The journey to horizon three

If horizon three represents the future of longevity, how do we anticipate getting there? It will likely involve a great deal of change to many aspects of our world. It’s important we don’t reject what’s going on now – the three stage life is still going to be with us for a long time, even as it becomes less and less fit for purpose. The journey to horizon three will almost certainly be messy and it’s therefore important that we maintain a balanced perspective and don’t start to label horizon one as ‘bad’ and horizon three as the answer to all our problems. As the International Future Forum (IFF) emphasises, “we need both to ‘keep the lights on’ today, and to find a way of keeping them on in the future in very different circumstances.” We are going to need to change a lot of things about the world and the way we live and work to get to the third horizon. Let’s think just briefly about four major areas – education, financial services, family structures and the workplace:

  • The education system – universities and higher education establishments will need to rethink who studies, how and when they do it, along with appropriate funding models.
  • Financial services – products, services and models of acquiring credit are firmly locked into horizon one models currently; true system change could be very difficult to achieve here.
  • Family structures – living for longer means the dynamics of our relationships will change. There is more possibility for two people in a relationship to ‘take turns’ in focusing on their careers or family; raising children will be a relatively smaller proportion of an adult’s life.
  • The workplace – governments will have to facilitate re-training, re-skilling and motivating a workforce that must adjust how it thinks about work over the course of a much longer life. Whole new careers are possible at the age of 60 or 70. Companies, too, will need to consider the needs of employees in their extended middle age, as well as the implications of this for the rest of the workforce. Organisations will need to encourage millennials up the career ladder while simultaneously supporting older workers.
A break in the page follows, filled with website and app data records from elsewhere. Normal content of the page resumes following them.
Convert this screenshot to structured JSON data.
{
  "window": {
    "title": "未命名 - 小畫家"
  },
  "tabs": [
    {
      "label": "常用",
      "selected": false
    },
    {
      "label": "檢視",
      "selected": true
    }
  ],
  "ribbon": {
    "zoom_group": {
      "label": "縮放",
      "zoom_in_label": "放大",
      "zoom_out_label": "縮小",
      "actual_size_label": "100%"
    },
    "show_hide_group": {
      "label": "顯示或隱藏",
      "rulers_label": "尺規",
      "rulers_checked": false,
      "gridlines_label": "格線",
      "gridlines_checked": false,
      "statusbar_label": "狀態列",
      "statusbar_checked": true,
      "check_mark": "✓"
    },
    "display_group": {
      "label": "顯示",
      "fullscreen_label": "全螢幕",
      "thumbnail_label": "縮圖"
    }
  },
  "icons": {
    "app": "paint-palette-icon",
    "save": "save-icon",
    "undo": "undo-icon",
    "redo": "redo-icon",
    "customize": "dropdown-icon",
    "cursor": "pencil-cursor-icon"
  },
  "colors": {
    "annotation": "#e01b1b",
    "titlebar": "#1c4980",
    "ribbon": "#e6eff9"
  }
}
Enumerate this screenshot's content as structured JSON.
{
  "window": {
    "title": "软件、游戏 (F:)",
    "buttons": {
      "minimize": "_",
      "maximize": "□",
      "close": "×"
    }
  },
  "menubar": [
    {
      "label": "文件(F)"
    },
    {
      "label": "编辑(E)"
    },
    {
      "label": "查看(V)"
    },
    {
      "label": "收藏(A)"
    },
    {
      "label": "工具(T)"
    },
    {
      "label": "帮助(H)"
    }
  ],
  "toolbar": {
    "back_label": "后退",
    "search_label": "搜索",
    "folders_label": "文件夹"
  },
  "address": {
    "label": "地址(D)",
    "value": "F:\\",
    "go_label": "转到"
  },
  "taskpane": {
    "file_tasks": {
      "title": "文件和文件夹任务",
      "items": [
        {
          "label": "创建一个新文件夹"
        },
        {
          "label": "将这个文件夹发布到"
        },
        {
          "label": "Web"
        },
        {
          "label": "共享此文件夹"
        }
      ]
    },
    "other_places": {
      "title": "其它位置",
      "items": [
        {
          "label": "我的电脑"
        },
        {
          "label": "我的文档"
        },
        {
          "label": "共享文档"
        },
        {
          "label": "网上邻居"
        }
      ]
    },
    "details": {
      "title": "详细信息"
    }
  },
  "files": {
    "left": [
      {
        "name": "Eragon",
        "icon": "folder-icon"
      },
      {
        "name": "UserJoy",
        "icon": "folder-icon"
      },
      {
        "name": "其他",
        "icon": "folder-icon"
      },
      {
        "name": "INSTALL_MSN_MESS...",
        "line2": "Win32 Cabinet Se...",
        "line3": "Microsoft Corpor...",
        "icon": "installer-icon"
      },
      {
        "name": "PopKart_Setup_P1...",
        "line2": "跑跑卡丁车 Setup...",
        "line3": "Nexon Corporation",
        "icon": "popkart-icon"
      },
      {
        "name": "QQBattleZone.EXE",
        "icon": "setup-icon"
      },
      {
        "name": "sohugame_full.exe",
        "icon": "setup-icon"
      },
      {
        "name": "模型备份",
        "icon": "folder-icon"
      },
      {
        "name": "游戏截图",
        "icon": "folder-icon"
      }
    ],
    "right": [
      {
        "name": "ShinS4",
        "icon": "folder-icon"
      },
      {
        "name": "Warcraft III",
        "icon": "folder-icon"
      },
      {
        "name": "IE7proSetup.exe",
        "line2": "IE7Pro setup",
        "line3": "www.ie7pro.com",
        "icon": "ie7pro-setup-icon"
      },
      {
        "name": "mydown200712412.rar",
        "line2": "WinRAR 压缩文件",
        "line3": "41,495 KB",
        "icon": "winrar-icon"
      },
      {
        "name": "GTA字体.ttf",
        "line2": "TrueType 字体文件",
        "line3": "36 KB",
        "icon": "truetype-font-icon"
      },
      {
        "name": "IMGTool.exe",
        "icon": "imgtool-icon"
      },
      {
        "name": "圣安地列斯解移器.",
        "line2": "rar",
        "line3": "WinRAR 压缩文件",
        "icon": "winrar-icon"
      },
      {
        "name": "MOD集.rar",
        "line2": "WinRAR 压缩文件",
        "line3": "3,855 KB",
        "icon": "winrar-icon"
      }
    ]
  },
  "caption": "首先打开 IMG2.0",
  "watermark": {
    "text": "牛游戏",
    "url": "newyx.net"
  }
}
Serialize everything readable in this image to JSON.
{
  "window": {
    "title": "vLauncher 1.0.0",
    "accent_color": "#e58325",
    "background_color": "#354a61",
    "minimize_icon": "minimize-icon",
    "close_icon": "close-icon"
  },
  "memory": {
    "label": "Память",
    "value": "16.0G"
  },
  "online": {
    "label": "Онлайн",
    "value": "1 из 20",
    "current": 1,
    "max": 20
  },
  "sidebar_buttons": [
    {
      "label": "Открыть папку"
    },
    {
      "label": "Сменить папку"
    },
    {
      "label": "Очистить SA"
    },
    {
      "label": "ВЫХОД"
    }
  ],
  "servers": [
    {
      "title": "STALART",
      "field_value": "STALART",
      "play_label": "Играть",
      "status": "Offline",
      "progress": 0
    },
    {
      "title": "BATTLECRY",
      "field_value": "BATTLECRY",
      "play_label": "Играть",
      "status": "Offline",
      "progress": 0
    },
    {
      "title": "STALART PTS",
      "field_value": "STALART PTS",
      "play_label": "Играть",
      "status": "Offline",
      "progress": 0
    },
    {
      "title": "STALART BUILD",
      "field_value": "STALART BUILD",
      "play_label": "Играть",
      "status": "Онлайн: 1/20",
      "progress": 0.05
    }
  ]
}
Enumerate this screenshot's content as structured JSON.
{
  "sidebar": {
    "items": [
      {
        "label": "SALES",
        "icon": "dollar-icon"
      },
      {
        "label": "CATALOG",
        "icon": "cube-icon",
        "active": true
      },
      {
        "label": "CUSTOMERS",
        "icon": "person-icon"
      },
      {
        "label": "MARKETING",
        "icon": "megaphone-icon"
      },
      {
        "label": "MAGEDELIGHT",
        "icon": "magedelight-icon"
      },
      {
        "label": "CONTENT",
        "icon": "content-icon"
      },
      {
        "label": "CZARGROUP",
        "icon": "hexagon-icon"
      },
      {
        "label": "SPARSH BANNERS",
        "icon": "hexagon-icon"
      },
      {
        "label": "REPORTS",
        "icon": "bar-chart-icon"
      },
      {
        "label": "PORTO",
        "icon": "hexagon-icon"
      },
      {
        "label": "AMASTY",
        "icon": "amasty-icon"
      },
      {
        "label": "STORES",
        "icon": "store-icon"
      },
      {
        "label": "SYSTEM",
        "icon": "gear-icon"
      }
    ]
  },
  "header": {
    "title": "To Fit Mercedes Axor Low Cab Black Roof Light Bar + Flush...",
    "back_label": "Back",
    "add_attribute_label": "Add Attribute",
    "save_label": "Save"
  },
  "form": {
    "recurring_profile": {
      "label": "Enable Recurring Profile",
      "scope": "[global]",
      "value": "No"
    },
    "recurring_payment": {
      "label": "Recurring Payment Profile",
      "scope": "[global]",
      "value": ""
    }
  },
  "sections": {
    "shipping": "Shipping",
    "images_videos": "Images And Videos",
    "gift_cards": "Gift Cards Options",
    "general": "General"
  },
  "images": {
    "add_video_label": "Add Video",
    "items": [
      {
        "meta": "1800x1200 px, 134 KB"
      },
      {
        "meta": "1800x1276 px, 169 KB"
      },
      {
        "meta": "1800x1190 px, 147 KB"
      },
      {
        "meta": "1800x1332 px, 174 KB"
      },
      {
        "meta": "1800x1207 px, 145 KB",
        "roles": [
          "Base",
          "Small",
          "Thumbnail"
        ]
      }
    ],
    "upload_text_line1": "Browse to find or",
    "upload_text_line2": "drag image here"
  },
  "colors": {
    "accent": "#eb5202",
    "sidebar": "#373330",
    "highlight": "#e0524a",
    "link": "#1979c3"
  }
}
There are likely to be catalysts that accelerate our journey to new horizons too; planned or not, welcome or not. For example, a significant change to the state pension age or a medical breakthrough in dementia treatment. It’s possible that some countries age in healthier ways than others, which could mean that horizons start to look very different across the world.

If this all sounds theoretical, it’s worth remembering that these are all things that are happening around us today, and indeed we have some ability to shape them too. For example, we can start to think afresh about the choices we are making in our career and our finances – thinking over the longer term and with a mindset that no longer assumes a three stage life. We can also work hard to keep our preconceptions about older age in check and support those whom are making third horizon choices in the present.

I hope that by exploring three horizons of longevity we can have some parameters and common language around longevity, how it may unfold, and our vision for horizon three. I would love to see examples of horizon three systems and horizon two ways of living so please do share them in response to this article. Perhaps we are further along on this journey than I think. And, for your gran’s next Christmas present, it might be time to consider whether she’d prefer a session with a personal trainer rather than slippers?

I am leading on longevity research at Message House to help our clients explore its implications. I will continue to share ideas and evidence in future posts.

Further reading:

  • The International Futures Forum’s useful work on three horizons can be found here: and their graphs are reproduced with thanks. also has valuable material
  • ‘Three Horizons: The Patterning of Hope’, by Bill Sharpe (IFF Member), Triarchy Press, 2013
  • ‘The 100 Year Life’, by Lynda Gratton & Andrew Scott, Bloomsbury, London 2017
  • To keep fit and healthy in your extended middle age check out LAGOM personal training on Facebook